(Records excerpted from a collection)
# # # # #
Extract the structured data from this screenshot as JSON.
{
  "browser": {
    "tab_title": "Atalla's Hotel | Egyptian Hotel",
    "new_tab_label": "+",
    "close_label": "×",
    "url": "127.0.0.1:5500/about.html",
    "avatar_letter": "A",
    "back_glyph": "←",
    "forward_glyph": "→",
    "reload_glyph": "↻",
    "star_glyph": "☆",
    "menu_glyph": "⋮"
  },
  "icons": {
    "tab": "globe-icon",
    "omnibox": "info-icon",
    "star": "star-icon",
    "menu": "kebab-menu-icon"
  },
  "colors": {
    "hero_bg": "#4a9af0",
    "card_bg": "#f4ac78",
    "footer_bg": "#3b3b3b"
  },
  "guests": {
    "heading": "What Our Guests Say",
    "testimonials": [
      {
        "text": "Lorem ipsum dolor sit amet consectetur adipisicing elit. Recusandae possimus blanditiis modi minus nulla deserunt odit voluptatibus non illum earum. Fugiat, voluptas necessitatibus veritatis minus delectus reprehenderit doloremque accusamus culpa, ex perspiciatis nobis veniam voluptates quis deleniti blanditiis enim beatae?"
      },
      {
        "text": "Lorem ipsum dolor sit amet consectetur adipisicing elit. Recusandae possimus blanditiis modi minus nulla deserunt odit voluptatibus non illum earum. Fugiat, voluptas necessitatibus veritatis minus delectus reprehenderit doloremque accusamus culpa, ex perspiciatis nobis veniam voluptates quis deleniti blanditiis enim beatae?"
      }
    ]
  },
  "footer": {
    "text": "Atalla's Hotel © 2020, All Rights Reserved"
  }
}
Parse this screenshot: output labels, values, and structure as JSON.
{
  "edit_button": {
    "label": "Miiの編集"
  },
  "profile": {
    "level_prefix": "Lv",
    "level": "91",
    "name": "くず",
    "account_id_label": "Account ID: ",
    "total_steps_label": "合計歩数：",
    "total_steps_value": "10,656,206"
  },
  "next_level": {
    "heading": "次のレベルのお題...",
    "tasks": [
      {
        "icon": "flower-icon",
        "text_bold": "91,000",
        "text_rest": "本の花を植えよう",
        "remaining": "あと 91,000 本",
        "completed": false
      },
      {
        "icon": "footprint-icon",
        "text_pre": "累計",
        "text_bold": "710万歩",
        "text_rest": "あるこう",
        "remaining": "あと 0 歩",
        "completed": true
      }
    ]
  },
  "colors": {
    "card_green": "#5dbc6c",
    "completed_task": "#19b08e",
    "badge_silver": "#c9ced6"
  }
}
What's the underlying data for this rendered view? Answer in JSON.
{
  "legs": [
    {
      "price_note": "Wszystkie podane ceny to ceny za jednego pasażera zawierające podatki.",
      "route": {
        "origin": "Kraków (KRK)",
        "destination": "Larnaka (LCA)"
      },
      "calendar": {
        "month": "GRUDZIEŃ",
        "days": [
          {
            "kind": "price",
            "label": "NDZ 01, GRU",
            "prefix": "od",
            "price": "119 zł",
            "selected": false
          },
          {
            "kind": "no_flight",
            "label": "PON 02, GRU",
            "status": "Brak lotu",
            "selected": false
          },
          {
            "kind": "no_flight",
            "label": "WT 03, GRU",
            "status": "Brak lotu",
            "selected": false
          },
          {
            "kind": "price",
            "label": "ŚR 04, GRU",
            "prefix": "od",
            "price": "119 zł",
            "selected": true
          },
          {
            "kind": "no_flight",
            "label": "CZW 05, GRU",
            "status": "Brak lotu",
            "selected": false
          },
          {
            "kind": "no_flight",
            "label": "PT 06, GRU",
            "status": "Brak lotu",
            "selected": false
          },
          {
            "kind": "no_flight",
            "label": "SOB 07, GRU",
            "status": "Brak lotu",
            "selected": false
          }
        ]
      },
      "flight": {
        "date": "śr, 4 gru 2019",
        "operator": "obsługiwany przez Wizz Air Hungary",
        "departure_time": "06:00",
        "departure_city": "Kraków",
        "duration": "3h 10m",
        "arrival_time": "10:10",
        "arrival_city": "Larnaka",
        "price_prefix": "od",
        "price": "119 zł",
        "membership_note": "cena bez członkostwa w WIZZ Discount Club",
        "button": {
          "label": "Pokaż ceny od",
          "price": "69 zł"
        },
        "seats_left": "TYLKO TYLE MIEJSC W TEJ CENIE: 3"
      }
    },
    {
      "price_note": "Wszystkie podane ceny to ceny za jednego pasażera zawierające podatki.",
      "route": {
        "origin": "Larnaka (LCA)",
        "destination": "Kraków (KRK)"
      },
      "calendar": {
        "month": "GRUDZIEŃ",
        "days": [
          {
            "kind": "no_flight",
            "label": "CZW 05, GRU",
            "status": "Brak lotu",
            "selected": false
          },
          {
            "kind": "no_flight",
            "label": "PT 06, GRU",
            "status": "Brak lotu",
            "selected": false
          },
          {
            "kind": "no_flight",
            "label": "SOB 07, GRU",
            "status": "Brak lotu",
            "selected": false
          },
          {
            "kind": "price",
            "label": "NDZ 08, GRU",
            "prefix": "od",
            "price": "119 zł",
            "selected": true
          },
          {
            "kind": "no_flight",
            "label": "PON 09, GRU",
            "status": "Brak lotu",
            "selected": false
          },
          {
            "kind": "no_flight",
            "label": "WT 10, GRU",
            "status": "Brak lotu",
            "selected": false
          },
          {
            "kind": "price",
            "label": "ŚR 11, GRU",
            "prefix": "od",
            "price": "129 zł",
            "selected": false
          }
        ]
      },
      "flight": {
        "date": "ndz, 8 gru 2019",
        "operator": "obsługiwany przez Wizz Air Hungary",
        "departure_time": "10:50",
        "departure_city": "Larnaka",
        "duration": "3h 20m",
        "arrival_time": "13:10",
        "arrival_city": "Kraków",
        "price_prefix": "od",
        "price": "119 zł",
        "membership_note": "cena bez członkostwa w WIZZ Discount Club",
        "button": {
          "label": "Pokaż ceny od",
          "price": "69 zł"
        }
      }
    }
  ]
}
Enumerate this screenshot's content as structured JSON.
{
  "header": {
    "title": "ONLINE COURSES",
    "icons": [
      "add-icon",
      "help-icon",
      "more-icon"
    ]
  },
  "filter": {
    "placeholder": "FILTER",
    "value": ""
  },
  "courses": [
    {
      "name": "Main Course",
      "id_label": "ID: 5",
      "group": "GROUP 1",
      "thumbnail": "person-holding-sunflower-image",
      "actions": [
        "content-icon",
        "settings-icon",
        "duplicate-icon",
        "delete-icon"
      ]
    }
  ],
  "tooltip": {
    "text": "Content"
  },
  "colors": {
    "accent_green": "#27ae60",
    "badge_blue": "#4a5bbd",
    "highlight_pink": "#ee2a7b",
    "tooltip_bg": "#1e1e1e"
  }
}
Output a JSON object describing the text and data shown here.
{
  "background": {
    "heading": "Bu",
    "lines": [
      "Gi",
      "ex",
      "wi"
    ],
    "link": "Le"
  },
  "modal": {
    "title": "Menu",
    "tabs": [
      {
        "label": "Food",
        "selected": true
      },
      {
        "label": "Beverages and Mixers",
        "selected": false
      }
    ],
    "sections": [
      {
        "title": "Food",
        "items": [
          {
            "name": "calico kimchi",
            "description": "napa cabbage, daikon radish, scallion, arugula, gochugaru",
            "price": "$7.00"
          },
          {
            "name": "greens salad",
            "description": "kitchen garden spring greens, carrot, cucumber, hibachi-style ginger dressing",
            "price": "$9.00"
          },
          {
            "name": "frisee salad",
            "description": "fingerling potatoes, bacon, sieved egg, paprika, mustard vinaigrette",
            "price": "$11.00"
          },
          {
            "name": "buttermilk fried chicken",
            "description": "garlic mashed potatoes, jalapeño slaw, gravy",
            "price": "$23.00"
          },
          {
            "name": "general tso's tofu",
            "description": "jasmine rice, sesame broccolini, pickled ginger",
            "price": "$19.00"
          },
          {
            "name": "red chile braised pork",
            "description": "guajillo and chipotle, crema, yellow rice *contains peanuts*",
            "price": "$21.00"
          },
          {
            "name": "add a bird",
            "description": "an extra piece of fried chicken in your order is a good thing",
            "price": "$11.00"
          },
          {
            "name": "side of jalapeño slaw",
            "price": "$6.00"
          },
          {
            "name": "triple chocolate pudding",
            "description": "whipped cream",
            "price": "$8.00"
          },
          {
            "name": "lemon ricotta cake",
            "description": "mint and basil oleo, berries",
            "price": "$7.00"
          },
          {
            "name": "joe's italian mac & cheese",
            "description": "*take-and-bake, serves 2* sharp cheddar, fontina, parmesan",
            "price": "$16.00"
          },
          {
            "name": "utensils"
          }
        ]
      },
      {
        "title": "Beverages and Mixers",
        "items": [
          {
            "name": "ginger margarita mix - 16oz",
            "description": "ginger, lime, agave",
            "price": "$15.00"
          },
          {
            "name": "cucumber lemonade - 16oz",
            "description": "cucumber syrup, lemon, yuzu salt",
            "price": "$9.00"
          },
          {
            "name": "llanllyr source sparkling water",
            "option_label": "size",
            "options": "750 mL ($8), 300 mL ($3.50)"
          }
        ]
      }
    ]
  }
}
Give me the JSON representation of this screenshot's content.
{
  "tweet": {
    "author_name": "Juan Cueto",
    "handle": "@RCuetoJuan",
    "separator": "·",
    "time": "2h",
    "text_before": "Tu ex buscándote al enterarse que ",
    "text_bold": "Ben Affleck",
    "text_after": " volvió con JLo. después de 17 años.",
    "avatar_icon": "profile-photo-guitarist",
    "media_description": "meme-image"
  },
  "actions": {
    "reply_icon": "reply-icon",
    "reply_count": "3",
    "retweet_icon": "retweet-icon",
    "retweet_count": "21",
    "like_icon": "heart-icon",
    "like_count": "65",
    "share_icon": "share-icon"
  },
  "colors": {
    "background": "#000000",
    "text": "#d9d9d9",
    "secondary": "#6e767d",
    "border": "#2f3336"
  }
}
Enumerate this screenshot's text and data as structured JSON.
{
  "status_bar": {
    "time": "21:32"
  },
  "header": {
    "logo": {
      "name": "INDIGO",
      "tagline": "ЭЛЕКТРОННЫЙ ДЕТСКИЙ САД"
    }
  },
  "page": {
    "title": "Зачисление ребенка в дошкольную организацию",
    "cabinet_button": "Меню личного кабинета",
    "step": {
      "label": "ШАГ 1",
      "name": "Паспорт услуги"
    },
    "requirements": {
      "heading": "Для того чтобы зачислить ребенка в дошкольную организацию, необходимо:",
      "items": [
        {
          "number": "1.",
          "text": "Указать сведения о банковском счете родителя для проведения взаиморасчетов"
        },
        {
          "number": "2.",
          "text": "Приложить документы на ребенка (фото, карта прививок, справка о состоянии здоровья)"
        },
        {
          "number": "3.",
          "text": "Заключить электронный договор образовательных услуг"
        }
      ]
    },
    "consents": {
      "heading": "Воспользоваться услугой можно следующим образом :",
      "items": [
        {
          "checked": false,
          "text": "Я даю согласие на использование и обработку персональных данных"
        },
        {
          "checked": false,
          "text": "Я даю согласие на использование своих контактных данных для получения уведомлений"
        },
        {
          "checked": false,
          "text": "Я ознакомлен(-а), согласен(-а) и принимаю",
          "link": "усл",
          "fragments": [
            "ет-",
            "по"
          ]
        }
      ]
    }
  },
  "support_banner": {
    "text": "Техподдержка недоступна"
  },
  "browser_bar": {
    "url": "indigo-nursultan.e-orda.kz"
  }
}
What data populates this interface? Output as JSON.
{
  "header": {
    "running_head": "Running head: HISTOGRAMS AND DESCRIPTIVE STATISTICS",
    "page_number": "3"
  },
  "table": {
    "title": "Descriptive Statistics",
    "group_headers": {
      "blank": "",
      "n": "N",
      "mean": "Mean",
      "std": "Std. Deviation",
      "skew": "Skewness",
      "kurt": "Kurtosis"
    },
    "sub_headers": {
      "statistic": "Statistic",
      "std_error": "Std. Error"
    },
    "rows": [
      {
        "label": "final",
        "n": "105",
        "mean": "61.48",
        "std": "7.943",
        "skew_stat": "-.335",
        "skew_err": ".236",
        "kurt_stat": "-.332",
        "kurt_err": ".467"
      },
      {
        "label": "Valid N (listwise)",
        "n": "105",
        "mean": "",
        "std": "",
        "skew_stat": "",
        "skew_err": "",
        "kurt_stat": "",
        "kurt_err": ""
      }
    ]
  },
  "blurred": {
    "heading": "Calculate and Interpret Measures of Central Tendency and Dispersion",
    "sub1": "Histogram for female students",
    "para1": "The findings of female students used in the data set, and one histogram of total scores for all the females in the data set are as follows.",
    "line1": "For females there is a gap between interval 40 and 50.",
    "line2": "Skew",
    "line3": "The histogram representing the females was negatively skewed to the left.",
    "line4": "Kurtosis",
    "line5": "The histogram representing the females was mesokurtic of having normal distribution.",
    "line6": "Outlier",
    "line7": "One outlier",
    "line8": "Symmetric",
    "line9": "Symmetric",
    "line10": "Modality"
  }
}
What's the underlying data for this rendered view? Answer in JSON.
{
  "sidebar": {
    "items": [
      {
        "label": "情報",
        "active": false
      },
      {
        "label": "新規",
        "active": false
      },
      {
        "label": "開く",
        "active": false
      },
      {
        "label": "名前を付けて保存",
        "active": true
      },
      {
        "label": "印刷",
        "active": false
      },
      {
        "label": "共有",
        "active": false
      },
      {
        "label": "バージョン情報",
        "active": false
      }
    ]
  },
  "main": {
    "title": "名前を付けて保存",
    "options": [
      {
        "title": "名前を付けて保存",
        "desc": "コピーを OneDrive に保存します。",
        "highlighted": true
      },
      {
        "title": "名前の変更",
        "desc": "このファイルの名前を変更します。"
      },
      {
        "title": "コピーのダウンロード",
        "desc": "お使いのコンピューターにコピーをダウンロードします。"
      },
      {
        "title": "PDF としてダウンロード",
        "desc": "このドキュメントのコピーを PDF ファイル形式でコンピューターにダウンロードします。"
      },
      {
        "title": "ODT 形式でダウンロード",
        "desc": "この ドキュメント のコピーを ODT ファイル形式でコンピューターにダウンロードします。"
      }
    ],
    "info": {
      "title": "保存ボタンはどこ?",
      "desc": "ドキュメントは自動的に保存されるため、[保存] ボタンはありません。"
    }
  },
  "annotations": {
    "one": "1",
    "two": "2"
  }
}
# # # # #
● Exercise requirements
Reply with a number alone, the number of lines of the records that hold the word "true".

● Answer
6